Killer Apps kicked off the week with a quote about the true cost of cyber crime being equivalent to a rounding error when compared to the size of the overall economy. We're going to end it with an interesting quote about what might quell China's campaign of cyber-espionage and trade-secret theft.
"The old trope was always, the Chinese will begin to respect our intellectual property when they have intellectual property of their own to defend," said James Mulvenon, VP of intelligence at Defense Group, a consulting firm, during a breakfast in Washington yesterday. "What we're starting to see on the Chinese side is the intra-company hacking between Chinese companies is having almost more effect on their attitude about a cybersecurity regime in China, than it is about responding to our demarches about their activity."
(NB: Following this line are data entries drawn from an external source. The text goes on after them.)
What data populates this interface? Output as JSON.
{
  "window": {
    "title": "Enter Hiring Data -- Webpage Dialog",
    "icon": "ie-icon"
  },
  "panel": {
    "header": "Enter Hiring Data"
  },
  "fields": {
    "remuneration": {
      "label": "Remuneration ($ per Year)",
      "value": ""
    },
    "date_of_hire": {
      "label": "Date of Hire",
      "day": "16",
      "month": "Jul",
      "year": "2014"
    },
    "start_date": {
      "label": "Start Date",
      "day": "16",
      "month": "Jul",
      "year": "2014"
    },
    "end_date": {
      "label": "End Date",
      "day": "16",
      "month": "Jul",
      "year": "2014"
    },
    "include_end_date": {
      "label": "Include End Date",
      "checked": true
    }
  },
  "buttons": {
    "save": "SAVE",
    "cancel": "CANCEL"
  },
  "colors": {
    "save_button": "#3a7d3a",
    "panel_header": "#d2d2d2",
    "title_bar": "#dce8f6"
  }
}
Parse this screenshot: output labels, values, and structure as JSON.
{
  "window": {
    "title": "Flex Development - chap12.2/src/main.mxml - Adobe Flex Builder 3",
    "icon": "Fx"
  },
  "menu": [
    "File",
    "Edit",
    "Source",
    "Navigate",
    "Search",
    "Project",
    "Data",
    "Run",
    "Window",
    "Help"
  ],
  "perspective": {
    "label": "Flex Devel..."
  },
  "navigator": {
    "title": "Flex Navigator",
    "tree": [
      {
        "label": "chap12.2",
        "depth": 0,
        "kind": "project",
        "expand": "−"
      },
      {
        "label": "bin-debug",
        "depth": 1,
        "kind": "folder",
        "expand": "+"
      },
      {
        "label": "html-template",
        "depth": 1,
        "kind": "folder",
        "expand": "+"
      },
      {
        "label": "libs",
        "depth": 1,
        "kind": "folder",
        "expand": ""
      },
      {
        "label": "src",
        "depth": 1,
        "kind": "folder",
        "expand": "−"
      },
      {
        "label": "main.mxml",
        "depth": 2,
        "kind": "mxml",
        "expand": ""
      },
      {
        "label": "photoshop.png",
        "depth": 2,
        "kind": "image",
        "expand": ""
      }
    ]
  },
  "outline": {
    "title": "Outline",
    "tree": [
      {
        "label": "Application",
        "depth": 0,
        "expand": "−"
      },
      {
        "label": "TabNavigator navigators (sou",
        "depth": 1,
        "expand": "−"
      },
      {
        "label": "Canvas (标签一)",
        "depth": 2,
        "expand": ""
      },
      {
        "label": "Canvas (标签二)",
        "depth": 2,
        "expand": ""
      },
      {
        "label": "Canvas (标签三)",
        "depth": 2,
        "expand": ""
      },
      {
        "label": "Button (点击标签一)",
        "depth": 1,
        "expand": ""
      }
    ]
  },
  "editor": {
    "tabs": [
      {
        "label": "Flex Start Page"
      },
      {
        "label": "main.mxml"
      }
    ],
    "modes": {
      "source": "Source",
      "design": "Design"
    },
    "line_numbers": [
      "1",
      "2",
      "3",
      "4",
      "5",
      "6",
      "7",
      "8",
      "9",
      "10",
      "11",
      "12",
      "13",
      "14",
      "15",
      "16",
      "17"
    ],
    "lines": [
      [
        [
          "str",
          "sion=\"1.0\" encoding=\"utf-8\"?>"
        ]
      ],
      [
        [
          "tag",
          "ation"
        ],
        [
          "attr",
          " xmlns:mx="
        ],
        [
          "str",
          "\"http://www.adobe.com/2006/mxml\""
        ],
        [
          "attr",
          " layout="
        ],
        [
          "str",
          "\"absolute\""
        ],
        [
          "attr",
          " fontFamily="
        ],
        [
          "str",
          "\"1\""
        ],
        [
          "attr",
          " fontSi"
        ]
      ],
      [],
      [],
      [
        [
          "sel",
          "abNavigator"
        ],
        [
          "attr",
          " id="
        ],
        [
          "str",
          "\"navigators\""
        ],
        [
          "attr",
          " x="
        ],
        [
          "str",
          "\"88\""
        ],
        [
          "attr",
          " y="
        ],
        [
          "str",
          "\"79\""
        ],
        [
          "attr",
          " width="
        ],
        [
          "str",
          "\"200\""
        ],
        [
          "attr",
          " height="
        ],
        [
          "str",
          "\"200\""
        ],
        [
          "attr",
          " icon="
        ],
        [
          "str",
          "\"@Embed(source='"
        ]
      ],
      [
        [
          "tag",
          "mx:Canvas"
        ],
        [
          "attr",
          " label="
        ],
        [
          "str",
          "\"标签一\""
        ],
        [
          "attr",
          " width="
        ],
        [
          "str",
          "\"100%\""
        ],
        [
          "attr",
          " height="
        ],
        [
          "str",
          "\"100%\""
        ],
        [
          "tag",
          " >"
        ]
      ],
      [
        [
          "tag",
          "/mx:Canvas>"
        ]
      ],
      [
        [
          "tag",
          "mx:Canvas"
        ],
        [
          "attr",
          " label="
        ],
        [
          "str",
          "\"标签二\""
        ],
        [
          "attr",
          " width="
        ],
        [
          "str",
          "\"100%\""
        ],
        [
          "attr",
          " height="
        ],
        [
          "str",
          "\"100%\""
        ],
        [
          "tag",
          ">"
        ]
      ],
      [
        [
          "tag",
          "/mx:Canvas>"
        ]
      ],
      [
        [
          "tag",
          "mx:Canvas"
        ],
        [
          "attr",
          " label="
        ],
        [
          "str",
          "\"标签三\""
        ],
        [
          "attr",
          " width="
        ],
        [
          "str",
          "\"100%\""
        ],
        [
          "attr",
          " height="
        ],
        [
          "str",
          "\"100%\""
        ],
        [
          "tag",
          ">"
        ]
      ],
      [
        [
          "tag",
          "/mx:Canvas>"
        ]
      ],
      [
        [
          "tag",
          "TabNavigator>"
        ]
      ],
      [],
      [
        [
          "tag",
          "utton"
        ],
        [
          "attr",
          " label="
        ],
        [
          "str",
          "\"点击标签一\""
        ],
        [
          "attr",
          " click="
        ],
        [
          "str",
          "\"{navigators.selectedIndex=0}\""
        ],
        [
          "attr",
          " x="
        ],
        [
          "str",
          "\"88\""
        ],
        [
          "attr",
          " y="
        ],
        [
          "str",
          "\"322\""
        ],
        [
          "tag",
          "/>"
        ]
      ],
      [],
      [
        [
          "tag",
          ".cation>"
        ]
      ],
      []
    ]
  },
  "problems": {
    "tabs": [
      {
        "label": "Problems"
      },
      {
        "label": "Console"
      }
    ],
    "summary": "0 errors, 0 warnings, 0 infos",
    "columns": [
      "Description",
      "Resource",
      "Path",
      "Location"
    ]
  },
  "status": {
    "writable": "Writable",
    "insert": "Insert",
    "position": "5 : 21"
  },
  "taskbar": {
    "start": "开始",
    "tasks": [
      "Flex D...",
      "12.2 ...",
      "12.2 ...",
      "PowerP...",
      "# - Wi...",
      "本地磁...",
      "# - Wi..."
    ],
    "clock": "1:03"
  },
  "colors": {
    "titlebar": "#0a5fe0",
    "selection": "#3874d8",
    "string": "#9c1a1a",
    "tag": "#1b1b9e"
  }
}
We've been bombarded with messages from cyber security firms to lawmakers about a massive Chinese cyber espionage campaign for years. U.S officials have been increasingly vocal in calling out China and the White House just released its new strategy aimed at combating the theft of trade secrets via law enforcement and increased diplomatic pressure on China. One of the criticisms that I've heard many times is, what can the U.S. do if China simply ignores its requests to stop stealing U.S. trade secrets? If Mulvenon is correct, maybe we all we have to do is wait.
John Reed reports on the frontiers of cyber war and the latest in military technology for Killer Apps.